— Work required —
Your job is to copy every line in the material containing the word "icon".

— Entries provided —
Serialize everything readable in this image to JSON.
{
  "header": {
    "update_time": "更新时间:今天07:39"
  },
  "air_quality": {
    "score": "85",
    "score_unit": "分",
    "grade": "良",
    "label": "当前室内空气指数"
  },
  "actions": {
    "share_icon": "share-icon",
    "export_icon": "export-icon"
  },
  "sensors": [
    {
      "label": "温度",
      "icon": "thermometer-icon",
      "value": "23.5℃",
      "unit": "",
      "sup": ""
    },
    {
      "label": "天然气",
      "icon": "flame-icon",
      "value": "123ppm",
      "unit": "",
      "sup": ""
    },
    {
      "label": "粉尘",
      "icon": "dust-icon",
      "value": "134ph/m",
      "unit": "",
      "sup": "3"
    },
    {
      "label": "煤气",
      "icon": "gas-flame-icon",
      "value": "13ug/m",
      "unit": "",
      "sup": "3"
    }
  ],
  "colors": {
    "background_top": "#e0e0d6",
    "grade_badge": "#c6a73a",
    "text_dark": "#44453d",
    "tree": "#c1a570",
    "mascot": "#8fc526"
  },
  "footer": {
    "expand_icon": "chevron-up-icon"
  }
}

— Response box —
    "share_icon": "share-icon",
    "export_icon": "export-icon"
      "icon": "thermometer-icon",
      "icon": "flame-icon",
      "icon": "dust-icon",
      "icon": "gas-flame-icon",
    "expand_icon": "chevron-up-icon"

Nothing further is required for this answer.